*WORK REQUEST*: Copy out each line in the listing below where the word "label" appears.

=== Begin Enclosure ===

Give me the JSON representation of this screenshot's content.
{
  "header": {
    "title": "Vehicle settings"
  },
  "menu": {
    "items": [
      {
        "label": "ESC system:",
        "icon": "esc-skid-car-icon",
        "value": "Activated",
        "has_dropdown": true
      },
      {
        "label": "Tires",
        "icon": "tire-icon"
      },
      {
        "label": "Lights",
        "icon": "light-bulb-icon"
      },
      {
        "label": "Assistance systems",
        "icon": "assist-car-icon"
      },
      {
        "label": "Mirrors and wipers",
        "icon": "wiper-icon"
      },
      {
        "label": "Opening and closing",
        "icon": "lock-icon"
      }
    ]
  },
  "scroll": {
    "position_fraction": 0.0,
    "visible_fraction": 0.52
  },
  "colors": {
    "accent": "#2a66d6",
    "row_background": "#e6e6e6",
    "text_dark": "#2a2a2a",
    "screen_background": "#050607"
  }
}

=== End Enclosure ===

*ANSWER SECTION*:
        "label": "ESC system:",
        "label": "Tires",
        "label": "Lights",
        "label": "Assistance systems",
        "label": "Mirrors and wipers",
        "label": "Opening and closing",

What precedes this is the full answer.